12. A Facebook campaign made White the oldest person to ever host Saturday Night Live.

In 2010, a Facebook group called Betty White To Host SNL … Please? gathered so many fans (nearly a million) and so much media attention that SNL executive producer Lorne Michaels was happy to make it happen. At 88 years old, White set a new record. Her episode, for which many of the show's female alums returned, also won rave reviews, and gave the show's highest ratings in 18 months. White won her fifth Emmy for this performance.

13. She is the oldest person to earn an Emmy nomination.


Getty Images

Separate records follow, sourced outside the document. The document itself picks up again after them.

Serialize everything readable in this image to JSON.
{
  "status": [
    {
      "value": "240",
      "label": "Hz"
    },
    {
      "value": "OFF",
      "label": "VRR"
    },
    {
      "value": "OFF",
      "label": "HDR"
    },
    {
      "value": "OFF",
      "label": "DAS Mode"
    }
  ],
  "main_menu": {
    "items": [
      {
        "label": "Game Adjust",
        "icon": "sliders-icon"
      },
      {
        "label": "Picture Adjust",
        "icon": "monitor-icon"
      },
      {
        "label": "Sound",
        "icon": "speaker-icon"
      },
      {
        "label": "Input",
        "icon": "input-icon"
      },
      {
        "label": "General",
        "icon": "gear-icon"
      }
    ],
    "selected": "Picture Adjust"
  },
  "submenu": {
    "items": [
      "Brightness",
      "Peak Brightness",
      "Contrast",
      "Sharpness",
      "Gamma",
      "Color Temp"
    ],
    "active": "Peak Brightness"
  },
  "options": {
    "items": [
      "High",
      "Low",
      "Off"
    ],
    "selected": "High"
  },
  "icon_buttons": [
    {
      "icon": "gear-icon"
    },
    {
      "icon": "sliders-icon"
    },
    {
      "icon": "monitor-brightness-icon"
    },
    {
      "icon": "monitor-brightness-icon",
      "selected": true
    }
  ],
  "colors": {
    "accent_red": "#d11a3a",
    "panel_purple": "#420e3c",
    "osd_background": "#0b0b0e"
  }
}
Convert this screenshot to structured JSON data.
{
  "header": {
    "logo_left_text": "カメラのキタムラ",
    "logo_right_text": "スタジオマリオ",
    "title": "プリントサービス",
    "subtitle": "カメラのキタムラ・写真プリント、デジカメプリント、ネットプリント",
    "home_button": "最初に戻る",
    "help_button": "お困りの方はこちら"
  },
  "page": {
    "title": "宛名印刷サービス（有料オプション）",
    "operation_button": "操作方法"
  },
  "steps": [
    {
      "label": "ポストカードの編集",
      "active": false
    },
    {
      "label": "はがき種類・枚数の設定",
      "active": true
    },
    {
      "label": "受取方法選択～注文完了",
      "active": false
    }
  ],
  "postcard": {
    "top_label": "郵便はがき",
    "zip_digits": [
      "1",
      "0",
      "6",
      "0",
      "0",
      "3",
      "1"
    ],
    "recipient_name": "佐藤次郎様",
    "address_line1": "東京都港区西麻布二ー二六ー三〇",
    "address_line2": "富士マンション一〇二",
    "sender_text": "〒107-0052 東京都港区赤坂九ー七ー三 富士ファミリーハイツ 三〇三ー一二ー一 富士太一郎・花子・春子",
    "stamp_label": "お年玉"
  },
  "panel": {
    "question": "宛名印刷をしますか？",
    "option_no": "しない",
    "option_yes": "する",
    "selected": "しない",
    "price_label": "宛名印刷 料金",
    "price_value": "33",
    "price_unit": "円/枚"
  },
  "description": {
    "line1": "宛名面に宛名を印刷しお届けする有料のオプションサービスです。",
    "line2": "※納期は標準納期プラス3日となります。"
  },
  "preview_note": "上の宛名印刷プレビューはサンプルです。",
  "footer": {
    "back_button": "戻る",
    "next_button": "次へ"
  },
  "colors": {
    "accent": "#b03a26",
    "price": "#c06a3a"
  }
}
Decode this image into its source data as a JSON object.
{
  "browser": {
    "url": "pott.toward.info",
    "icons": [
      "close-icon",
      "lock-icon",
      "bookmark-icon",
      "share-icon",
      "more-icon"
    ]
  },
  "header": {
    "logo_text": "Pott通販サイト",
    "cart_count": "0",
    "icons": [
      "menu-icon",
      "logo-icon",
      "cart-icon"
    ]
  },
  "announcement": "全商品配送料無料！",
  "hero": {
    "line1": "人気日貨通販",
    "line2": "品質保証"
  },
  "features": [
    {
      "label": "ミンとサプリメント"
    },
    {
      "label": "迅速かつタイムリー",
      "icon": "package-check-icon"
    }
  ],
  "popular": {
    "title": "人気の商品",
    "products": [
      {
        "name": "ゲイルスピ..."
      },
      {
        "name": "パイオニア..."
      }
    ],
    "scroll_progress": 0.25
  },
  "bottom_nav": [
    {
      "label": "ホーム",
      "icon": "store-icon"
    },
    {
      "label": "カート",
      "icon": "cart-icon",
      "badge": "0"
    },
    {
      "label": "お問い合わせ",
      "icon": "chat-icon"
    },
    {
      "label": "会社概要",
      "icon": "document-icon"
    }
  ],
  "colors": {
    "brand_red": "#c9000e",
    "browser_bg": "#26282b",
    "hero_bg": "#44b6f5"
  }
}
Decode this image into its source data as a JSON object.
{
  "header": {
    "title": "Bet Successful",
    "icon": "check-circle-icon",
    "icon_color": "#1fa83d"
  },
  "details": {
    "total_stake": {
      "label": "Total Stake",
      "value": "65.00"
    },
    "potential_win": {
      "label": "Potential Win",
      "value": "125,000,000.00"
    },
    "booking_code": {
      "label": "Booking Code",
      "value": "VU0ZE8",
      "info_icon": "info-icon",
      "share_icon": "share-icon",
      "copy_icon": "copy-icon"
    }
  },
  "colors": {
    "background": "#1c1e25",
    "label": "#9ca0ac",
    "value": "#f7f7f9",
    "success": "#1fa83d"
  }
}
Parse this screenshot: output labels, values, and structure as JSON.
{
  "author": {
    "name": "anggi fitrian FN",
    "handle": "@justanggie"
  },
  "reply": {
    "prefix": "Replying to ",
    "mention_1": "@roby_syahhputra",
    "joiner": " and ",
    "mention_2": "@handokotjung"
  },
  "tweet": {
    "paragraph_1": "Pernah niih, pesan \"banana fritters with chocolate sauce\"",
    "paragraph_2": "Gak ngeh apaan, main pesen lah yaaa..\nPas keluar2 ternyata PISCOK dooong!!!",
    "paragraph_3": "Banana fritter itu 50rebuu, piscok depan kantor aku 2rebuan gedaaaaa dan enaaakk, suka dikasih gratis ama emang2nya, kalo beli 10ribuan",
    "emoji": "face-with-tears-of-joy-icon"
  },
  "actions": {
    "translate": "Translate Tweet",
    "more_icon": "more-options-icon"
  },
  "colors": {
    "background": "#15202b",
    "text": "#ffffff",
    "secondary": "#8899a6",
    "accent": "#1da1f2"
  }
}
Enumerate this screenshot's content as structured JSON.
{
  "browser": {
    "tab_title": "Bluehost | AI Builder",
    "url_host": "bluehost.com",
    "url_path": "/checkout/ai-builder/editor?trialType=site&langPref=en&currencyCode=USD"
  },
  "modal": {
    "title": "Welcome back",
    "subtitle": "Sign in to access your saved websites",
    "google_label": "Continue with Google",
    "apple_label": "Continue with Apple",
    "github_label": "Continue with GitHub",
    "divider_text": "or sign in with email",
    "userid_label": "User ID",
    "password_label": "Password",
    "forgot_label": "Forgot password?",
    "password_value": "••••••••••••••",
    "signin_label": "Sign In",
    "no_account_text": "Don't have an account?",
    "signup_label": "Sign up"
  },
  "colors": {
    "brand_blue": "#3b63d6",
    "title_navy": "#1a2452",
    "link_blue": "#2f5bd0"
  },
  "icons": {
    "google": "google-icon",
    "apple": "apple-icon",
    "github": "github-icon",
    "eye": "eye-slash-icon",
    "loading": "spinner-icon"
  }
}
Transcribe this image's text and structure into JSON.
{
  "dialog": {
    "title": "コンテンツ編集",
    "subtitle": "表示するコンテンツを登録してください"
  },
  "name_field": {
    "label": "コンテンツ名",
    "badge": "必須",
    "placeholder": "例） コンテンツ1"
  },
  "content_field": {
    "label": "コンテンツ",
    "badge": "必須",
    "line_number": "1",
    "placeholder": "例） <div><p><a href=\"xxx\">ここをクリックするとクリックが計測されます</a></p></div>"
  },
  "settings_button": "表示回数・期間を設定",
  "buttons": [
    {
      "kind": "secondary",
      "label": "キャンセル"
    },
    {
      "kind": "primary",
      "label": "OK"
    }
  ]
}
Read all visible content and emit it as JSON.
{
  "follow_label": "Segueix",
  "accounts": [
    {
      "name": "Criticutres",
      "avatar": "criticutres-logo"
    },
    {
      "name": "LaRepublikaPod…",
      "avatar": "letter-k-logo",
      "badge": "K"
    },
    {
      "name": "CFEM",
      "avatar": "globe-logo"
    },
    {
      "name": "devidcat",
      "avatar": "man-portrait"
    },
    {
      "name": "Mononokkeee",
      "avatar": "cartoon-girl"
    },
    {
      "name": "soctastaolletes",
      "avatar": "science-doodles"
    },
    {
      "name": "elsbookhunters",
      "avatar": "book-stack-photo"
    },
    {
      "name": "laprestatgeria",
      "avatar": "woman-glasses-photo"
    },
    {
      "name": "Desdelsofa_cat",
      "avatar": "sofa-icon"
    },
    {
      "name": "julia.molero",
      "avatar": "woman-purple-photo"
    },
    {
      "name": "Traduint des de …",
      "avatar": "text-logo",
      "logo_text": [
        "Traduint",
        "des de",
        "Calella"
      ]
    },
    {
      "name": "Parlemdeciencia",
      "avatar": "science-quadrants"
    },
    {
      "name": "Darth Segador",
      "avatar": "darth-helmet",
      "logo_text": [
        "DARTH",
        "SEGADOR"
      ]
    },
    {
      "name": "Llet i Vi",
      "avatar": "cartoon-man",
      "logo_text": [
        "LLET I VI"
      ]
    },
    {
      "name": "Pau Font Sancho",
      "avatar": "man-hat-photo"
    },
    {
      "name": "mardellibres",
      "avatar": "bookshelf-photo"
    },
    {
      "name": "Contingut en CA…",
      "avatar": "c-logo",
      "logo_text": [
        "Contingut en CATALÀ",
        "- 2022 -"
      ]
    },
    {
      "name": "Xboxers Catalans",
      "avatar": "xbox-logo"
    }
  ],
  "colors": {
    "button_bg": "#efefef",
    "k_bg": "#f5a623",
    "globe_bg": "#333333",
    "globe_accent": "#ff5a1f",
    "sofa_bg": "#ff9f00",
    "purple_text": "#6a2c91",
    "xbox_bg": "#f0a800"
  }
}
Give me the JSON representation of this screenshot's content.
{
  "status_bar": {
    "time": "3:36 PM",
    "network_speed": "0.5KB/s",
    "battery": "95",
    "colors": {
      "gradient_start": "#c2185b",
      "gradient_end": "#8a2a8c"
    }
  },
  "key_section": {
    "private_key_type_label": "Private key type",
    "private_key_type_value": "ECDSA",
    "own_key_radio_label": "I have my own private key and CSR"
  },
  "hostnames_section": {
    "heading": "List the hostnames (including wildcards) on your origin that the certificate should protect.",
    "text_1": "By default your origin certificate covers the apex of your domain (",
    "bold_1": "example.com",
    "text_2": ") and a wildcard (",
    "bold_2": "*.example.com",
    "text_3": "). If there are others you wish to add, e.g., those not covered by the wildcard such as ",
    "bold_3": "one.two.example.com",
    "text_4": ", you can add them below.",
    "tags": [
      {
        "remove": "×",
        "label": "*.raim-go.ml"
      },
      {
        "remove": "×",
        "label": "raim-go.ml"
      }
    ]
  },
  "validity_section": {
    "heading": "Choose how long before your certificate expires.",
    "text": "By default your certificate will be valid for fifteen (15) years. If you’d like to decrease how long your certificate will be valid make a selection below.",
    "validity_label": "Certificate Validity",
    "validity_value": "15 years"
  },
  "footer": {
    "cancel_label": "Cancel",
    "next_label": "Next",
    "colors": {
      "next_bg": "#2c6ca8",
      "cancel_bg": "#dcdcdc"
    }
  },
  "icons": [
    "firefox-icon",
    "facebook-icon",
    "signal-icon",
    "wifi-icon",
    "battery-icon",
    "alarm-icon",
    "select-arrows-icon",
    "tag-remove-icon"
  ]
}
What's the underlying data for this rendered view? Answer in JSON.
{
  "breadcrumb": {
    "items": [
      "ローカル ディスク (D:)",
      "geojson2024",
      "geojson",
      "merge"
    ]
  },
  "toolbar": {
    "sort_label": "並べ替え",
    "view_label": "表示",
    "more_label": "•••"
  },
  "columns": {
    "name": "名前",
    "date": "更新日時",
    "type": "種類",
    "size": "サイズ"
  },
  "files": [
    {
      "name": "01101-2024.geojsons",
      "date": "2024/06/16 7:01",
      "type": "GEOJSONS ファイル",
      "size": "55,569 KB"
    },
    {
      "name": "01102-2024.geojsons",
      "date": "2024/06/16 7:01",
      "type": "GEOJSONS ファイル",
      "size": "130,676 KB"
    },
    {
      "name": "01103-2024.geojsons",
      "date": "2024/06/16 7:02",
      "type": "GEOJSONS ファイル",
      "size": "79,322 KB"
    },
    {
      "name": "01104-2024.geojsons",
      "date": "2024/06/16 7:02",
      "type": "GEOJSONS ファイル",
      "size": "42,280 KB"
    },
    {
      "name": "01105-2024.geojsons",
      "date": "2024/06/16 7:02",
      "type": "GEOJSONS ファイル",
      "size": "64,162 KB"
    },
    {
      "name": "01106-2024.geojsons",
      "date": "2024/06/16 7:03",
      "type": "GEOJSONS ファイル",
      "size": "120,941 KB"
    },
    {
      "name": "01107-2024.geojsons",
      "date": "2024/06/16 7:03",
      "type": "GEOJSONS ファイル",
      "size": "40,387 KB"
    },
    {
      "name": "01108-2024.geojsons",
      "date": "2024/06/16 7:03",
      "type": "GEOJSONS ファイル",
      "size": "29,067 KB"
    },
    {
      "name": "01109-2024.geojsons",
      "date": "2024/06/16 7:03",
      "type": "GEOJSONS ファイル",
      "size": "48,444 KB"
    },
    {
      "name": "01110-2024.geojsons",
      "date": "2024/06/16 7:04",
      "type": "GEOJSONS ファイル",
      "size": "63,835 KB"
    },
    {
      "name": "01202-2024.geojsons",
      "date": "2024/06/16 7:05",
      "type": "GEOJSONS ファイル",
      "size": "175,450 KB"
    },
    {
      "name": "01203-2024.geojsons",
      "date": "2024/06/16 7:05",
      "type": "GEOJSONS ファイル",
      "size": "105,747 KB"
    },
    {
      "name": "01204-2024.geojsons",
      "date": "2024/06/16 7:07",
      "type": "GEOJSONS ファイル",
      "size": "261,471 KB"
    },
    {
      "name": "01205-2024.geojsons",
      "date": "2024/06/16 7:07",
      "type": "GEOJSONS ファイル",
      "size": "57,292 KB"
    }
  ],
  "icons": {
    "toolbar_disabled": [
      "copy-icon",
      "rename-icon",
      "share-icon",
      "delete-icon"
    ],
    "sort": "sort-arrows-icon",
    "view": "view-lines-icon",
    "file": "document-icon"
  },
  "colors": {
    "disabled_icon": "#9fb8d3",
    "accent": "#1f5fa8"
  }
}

In 2014, White earned an Emmy nod for Outstanding Host for a Reality or Reality-Competition Program for the senior citizen-centric prank show Betty White's Off Their Rockers. She was 92. She also holds the record for the longest span between Emmy nominations, between her first (1951) and last (so far).  

14. She loves junk food.

The key to aging gracefully has nothing to do with health food as far as White is concerned. In 2011, her Hot in Cleveland co-star Jane Leeves dished on White's snacking habits, "She eats Red Vines, hot dogs, French fries, and Diet Coke. If that's key, maybe she's preserved because of all the preservatives." Fellow co-star Wendie Malick concurred, "She eats red licorice, like, ridiculously a lot. She seems to exist on hot dogs and French fries." 

15. She wants Robert Redford.

A photo of actor Robert Redford
Getty Images

White once gave this cheeky confession: “My answer to anything under the sun, like ‘What have you not done in the business that you’ve always wanted to do?’ is ‘Robert Redford.'” Though she has more than 110 film and television credits on her filmography, White has never worked with the Out of Africa star, who is 14 years her junior.

SECTIONS

arrow
LIVE SMARTER